- [How to complete this task] For each line below that contains the string "aykiricomtr", copy that line.

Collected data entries
-- -- --

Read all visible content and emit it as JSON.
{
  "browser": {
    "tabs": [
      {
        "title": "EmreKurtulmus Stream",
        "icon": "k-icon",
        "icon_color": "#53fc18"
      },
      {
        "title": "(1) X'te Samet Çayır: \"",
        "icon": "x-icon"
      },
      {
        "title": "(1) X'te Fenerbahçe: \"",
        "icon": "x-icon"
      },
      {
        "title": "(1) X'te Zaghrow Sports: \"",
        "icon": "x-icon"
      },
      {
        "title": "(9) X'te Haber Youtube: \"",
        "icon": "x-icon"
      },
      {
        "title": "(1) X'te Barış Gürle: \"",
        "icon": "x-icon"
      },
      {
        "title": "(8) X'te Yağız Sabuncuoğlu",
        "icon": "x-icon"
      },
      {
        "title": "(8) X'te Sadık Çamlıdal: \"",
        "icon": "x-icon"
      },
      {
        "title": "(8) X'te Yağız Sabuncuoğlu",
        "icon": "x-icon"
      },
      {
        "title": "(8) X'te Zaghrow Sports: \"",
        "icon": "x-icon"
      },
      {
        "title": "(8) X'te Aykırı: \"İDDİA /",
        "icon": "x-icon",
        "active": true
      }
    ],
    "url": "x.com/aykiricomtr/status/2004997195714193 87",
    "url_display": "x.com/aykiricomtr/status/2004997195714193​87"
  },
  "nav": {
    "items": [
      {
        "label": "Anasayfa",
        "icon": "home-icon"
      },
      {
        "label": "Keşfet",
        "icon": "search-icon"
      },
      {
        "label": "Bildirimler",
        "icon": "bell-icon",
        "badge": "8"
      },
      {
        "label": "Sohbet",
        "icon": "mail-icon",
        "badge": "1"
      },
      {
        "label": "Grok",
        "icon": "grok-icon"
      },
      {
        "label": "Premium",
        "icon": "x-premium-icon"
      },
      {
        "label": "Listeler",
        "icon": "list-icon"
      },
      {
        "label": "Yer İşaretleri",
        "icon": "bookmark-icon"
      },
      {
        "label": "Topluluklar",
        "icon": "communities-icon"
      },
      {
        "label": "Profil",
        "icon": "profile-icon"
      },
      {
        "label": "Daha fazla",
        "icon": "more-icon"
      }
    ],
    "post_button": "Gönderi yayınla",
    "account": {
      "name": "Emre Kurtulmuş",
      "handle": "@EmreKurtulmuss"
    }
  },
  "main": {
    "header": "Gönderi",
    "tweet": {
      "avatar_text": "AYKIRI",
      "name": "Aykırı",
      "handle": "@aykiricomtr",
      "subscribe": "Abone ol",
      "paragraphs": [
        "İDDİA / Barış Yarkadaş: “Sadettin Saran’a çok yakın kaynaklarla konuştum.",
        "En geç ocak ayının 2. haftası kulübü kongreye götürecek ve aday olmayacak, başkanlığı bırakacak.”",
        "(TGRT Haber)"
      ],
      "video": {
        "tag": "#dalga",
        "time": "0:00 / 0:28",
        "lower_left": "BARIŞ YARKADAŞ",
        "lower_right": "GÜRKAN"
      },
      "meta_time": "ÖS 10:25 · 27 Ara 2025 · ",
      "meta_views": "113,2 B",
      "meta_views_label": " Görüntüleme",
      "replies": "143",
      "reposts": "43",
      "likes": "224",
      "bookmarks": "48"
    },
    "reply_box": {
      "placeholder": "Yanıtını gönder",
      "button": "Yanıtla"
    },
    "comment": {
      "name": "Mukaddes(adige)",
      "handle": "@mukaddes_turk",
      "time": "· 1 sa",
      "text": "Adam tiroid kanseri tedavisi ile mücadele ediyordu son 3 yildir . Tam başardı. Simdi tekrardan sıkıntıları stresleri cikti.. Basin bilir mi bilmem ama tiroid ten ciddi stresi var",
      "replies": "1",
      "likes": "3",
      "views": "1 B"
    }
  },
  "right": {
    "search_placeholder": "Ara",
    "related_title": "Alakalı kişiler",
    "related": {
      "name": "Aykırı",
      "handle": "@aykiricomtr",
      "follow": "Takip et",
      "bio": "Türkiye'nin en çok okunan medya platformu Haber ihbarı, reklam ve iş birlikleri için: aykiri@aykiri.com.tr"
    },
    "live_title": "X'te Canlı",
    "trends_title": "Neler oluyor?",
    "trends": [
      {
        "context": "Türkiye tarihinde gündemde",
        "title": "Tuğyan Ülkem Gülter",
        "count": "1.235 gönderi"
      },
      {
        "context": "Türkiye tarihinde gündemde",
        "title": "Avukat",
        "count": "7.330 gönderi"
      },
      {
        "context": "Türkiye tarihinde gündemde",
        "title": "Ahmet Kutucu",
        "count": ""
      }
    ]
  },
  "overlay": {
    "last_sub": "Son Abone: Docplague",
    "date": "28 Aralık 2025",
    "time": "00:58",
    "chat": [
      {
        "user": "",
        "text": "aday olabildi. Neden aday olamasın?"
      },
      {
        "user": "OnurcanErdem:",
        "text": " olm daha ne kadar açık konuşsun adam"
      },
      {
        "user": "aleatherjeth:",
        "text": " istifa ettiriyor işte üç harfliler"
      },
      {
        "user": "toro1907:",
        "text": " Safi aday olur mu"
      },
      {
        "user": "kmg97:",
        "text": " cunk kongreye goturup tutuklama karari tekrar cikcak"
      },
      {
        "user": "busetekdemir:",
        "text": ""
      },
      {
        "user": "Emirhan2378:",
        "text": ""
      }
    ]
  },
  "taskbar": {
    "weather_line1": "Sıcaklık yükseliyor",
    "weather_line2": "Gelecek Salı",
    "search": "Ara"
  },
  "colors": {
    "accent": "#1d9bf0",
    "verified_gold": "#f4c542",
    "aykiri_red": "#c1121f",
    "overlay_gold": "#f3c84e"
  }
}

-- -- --

- [Answer to this task]
    "url": "x.com/aykiricomtr/status/2004997195714193 87",
    "url_display": "x.com/aykiricomtr/status/2004997195714193​87"
      "handle": "@aykiricomtr",
      "handle": "@aykiricomtr",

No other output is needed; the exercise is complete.